The emergence of the first banks in Japan belongs to the XVII century, due to the need to service the banking capital of a developing Commerce, industry and agriculture. In 1617 in Osaka were first issued paper money backed by silver and is formed by the Association of bankers which guaranteed the security of banknotes.
By the mid-nineteenth century increased the openness of Japan to foreign influence and economic restructuring of the country in the Meiji period (1868-1912) produced a rapid development of the banking system, which was the active impact of the state. In this period, organized the largest banking institutions specializing in certain types of loans. In 1880 was established the Bank of Yokohama gold and silver. In 1882 began operating the Bank of Japan. To Finance the construction of new industrial enterprises in 1990 was organized by the Industrial Bank and financing for agriculture – a long-term credit Bank and Agricultural cooperative Bank. At the same time was the formation of a network of commercial banks. Adopted the law on banks.

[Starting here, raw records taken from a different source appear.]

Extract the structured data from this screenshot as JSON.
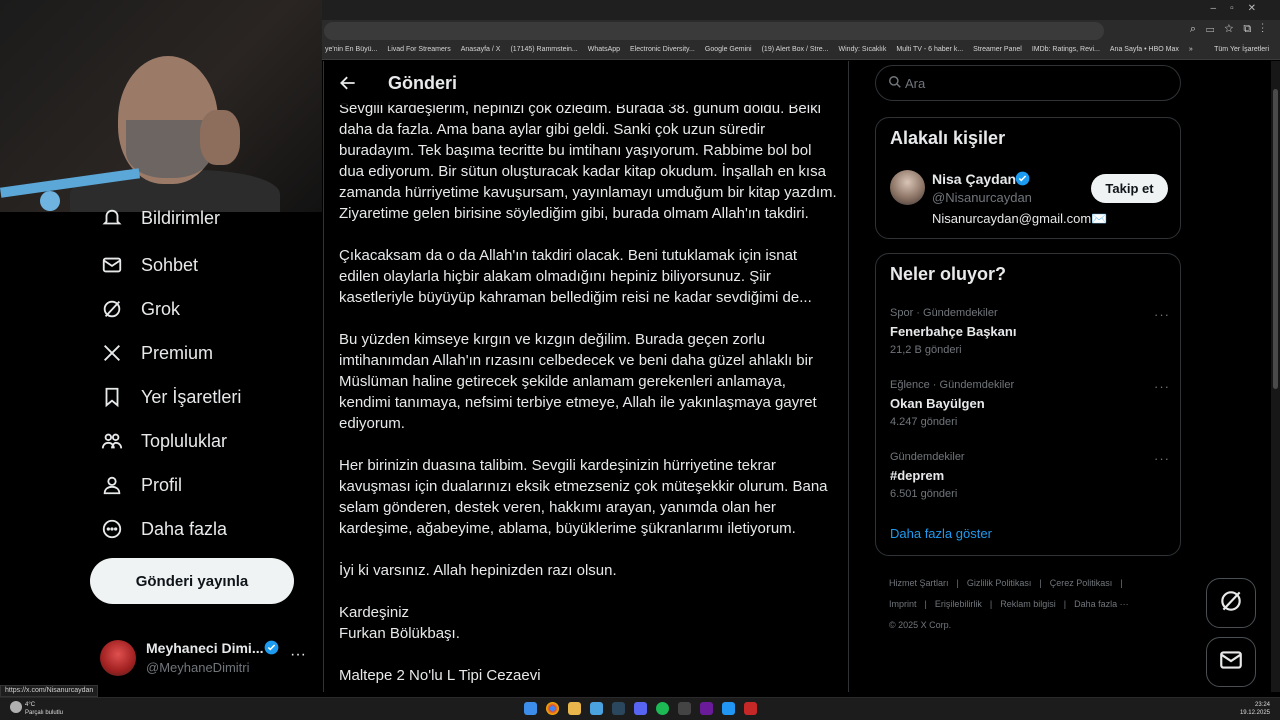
{
  "browser": {
    "window_controls": [
      "–",
      "▫",
      "✕"
    ],
    "bookmarks": [
      "ye'nin En Büyü...",
      "Livad For Streamers",
      "Anasayfa / X",
      "(17145) Rammstein...",
      "WhatsApp",
      "Electronic Diversity...",
      "Google Gemini",
      "(19) Alert Box / Stre...",
      "Windy: Sıcaklık",
      "Multi TV - 6 haber k...",
      "Streamer Panel",
      "IMDb: Ratings, Revi...",
      "Ana Sayfa • HBO Max"
    ],
    "bookmarks_overflow": "»",
    "all_bookmarks": "Tüm Yer İşaretleri"
  },
  "sidebar": {
    "items": [
      {
        "label": "Bildirimler",
        "icon": "bell-icon"
      },
      {
        "label": "Sohbet",
        "icon": "mail-icon"
      },
      {
        "label": "Grok",
        "icon": "grok-icon"
      },
      {
        "label": "Premium",
        "icon": "x-logo-icon"
      },
      {
        "label": "Yer İşaretleri",
        "icon": "bookmark-icon"
      },
      {
        "label": "Topluluklar",
        "icon": "people-icon"
      },
      {
        "label": "Profil",
        "icon": "person-icon"
      },
      {
        "label": "Daha fazla",
        "icon": "more-circle-icon"
      }
    ],
    "post_button": "Gönderi yayınla",
    "profile": {
      "name": "Meyhaneci Dimi...",
      "handle": "@MeyhaneDimitri",
      "more": "···"
    }
  },
  "main": {
    "title": "Gönderi",
    "paragraphs": [
      "Sevgili kardeşlerim, hepinizi çok özledim. Burada 38. günüm doldu. Belki daha da fazla. Ama bana aylar gibi geldi. Sanki çok uzun süredir buradayım. Tek başıma tecritte bu imtihanı yaşıyorum. Rabbime bol bol dua ediyorum. Bir sütun oluşturacak kadar kitap okudum. İnşallah en kısa zamanda hürriyetime kavuşursam, yayınlamayı umduğum bir kitap yazdım. Ziyaretime gelen birisine söylediğim gibi, burada olmam Allah'ın takdiri.",
      "Çıkacaksam da o da Allah'ın takdiri olacak. Beni tutuklamak için isnat edilen olaylarla hiçbir alakam olmadığını hepiniz biliyorsunuz. Şiir kasetleriyle büyüyüp kahraman bellediğim reisi ne kadar sevdiğimi de...",
      "Bu yüzden kimseye kırgın ve kızgın değilim. Burada geçen zorlu imtihanımdan Allah'ın rızasını celbedecek ve beni daha güzel ahlaklı bir Müslüman haline getirecek şekilde anlamam gerekenleri anlamaya, kendimi tanımaya, nefsimi terbiye etmeye, Allah ile yakınlaşmaya gayret ediyorum.",
      "Her birinizin duasına talibim. Sevgili kardeşinizin hürriyetine tekrar kavuşması için dualarınızı eksik etmezseniz çok müteşekkir olurum. Bana selam gönderen, destek veren, hakkımı arayan, yanımda olan her kardeşime, ağabeyime, ablama, büyüklerime şükranlarımı iletiyorum.",
      "İyi ki varsınız. Allah hepinizden razı olsun.",
      "Kardeşiniz\nFurkan Bölükbaşı.",
      "Maltepe 2 No'lu L Tipi Cezaevi"
    ]
  },
  "search": {
    "placeholder": "Ara"
  },
  "related": {
    "title": "Alakalı kişiler",
    "name": "Nisa Çaydan",
    "handle": "@Nisanurcaydan",
    "bio": "Nisanurcaydan@gmail.com✉️",
    "follow": "Takip et"
  },
  "trends": {
    "title": "Neler oluyor?",
    "items": [
      {
        "category": "Spor · Gündemdekiler",
        "name": "Fenerbahçe Başkanı",
        "count": "21,2 B gönderi"
      },
      {
        "category": "Eğlence · Gündemdekiler",
        "name": "Okan Bayülgen",
        "count": "4.247 gönderi"
      },
      {
        "category": "Gündemdekiler",
        "name": "#deprem",
        "count": "6.501 gönderi"
      }
    ],
    "more": "···",
    "show_more": "Daha fazla göster"
  },
  "footer": {
    "links": [
      "Hizmet Şartları",
      "Gizlilik Politikası",
      "Çerez Politikası",
      "Imprint",
      "Erişilebilirlik",
      "Reklam bilgisi",
      "Daha fazla ···"
    ],
    "copyright": "© 2025 X Corp."
  },
  "status_url": "https://x.com/Nisanurcaydan",
  "taskbar": {
    "temperature": "4°C",
    "weather": "Parçalı bulutlu",
    "time": "23:24",
    "date": "19.12.2025",
    "icons": [
      "windows-icon",
      "chrome-icon",
      "folder-icon",
      "app-icon-1",
      "steam-icon",
      "discord-icon",
      "spotify-icon",
      "app-icon-2",
      "app-icon-3",
      "app-icon-4",
      "app-icon-5"
    ]
  },
  "colors": {
    "accent": "#1d9bf0",
    "verified": "#1d9bf0",
    "bg": "#000000",
    "muted": "#71767b"
  }
}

The peculiarity of the development of the banking system of Japan in the nineteenth century was that it was not as a basis for the development of the industrialization of the country (as was, for example, in the UK), but as a Supplement to it.
After the Second world war, the country has embarked on the creation of small banks operating across the country, as well as the education of local banks on the principle of “one Prefecture one Bank”. These two types of banks were to Finance across countries and regions. To prevent unemployment, maintain the activity of small and medium enterprises were established credit cooperatives and trust funds. With the recovery of the national economy and for export promotion were created by private financial institutions to provide loans for long term credit banks and specialized. Unlike some developed countries, such as France, in Japan in the postwar period, the main financial levers were in the hands of private banks. However, the degree of state control over their activities remained very high.

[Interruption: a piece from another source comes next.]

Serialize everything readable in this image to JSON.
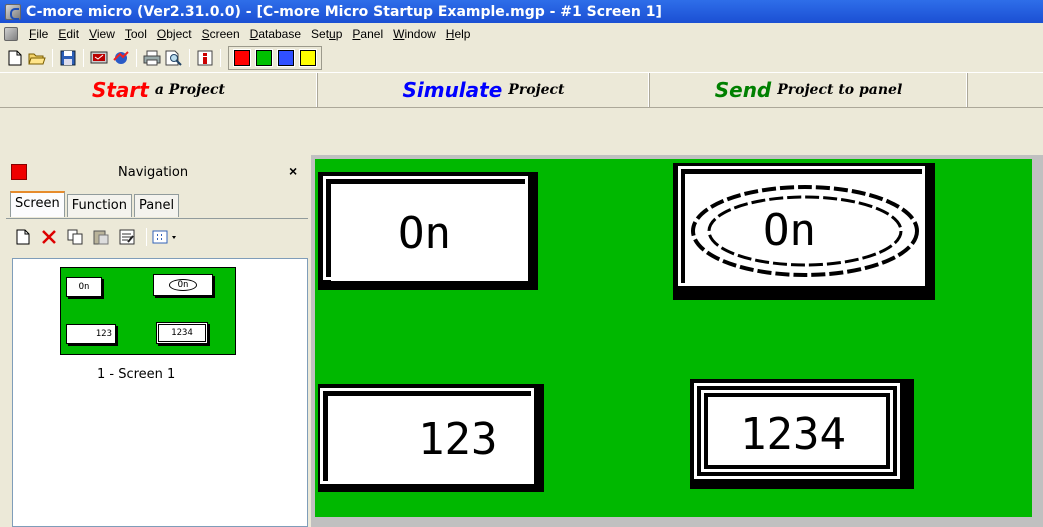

In parallel with private banks was recreated the extensive network of government institutions. For lending to foreign trade in 1950 was based Export Bank, the main function of which at this stage was loans for Japanese exports of the shipbuilding and engineering. The Bank’s capital belongs to the state, and the control over its activities exercised by the Ministry of Finance.
In 1951 was established the Japan development Bank, transferring funds and functions of the Bank financing and the recovery of the Equivalent Fund in effect from 1949 to credit the proceeds from the sale of goods received in aid from the US. The Bank is committed to preferential (for periods of less than 1 year) lending to sectors of the economy, in loans which private banks are not interested.

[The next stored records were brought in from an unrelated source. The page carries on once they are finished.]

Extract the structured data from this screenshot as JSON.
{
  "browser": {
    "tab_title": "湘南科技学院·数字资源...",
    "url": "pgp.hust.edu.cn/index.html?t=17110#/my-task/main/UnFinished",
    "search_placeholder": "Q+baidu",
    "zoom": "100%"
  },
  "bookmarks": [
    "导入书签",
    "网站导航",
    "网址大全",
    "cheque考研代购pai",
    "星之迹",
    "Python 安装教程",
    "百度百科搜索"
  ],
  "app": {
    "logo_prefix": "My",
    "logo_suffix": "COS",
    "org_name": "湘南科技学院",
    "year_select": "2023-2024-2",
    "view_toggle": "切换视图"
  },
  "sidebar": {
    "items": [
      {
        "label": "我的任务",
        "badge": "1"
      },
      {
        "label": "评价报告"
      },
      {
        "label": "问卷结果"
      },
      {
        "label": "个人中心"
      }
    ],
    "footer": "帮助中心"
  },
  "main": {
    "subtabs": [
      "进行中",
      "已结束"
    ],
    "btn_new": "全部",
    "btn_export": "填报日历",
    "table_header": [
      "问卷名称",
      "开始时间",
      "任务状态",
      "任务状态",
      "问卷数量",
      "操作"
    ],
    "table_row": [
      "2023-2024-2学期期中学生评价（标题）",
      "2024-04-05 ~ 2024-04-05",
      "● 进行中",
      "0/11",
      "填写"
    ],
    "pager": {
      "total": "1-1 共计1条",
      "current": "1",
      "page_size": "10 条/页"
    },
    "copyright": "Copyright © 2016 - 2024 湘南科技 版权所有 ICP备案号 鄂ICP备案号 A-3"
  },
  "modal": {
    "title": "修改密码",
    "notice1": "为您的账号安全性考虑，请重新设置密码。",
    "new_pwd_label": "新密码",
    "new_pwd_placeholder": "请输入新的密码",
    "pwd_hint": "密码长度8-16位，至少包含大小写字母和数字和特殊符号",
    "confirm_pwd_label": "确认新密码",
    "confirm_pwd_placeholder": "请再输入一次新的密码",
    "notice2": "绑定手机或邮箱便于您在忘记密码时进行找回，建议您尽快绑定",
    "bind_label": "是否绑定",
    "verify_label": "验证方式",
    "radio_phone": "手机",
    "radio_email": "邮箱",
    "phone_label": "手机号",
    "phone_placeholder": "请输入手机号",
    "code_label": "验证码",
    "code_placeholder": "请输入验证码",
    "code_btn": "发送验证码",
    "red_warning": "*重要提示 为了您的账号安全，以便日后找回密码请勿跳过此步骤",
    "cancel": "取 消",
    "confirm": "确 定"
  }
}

The peculiarity of the development of the banking system of Japan in the postwar period — the formation of financial-industrial groups. The head of each of them is a large private commercial Bank, and around it are grouped an industrial company. The banks bore the main burden of financing rapid industrial development of Japan. Within the groups formed stable relations, based on relations of partners.
Currently in Japan, there are six main financial-industrial groups, the core of which are the largest city banks – Mitsui, Mitsubishi, Sumitomo, Fuji, “Daiichi Kant”, “Sanva”. The banking system of Japan consists of the national private banks, credit associations, governmental financial institutions and branches of foreign banks.